It Was a Fine Time for Music and Protest,
This review is from: The Armageddon Rag (Paperback)
Ok, nowadays, when you hear Martin's name, the instant association is (deservedly) with Game of Thrones. But Martin is far from a one-dimensional writer, as this book proves.
Here we find ourselves immersed in the modern world of the eighties, looking back at the music scene of the sixties and seventies, through the eyes of disillusioned journalist/novelist/former radical Sandy Blair, as he investigates the rather grisly murder of a rock band promoter most closely associated with the hard rock band Nazgul, whose lead singer was assassinated while performing. The trail leads through Sandy's sixties friends and associates and on to the SDS and other super-radical groups.
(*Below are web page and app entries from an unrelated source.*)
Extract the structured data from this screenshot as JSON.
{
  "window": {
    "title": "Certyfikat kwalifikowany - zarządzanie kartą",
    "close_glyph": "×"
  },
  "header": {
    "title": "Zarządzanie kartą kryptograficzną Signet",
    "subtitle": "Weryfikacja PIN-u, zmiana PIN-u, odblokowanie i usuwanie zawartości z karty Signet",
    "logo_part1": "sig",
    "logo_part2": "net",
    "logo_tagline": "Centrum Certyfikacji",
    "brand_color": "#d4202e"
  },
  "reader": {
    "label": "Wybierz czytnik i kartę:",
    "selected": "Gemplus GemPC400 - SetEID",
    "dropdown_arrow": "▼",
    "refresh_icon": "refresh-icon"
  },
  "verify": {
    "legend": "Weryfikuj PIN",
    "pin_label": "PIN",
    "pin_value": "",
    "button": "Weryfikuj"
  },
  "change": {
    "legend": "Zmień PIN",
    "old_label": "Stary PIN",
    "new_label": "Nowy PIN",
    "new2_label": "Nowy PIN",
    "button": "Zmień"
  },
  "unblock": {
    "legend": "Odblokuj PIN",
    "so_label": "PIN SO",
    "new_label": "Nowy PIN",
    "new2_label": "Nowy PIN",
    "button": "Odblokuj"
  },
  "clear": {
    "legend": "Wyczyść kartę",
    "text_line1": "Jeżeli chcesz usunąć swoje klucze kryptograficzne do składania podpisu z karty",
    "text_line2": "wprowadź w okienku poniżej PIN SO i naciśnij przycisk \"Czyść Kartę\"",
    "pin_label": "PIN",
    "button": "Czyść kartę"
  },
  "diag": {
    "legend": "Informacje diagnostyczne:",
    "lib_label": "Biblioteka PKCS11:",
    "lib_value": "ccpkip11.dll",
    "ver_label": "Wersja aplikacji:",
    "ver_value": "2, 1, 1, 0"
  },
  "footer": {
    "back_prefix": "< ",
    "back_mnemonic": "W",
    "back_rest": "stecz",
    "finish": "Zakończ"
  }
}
All very normal, could-have-totally happened - till Martin throws in a quiet, subtle, never totally in sight brush with the supernatural that, by the end of the book, just might make your hairs stand on end and have you totally confused as to who to cheer for.
Martin details the music, the belief in change, the youthful optimism of the counter-culture and their defeats and clashes with authority that is sure to invoke strong feelings of nostalgia for those who lived through and were part of that period. At the same time, he shows just what happened to those who were part of that time, as they aged and were faced with the realities of work and supporting a family. There are quotes from various songs of the period throughout the book, some as chapter headings, others woven into the dialog, that do much bring the period to life (for those that remember those songs). His characterization of Sandy is excellent, and many of the supporting characters come through as very distinct, believable, and in many cases somewhat eccentric people. His ending is excellent and surprising, suspenseful right to the final climax.
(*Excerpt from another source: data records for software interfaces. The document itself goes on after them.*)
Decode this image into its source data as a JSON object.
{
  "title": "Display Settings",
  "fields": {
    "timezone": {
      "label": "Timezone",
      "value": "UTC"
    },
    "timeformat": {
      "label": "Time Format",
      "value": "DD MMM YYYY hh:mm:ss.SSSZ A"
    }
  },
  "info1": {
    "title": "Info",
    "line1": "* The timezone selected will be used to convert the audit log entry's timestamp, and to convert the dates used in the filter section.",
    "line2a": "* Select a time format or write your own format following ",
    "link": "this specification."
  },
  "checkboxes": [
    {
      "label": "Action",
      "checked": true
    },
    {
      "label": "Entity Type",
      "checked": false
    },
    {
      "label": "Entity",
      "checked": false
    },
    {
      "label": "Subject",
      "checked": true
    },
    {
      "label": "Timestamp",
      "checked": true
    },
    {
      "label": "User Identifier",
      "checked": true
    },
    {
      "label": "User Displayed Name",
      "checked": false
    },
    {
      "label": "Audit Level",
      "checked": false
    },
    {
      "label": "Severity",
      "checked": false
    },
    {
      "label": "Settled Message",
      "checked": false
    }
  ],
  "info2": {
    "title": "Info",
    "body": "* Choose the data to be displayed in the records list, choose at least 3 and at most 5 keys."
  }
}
There's an awful lot to like here, though perhaps it might not resonate as well with younger readers, though even they should be captivated by the both the finely drawn characters and the suspense. As for me, I thoroughly enjoyed it.
Reviewed by Patrick Shepherd (hyperpat)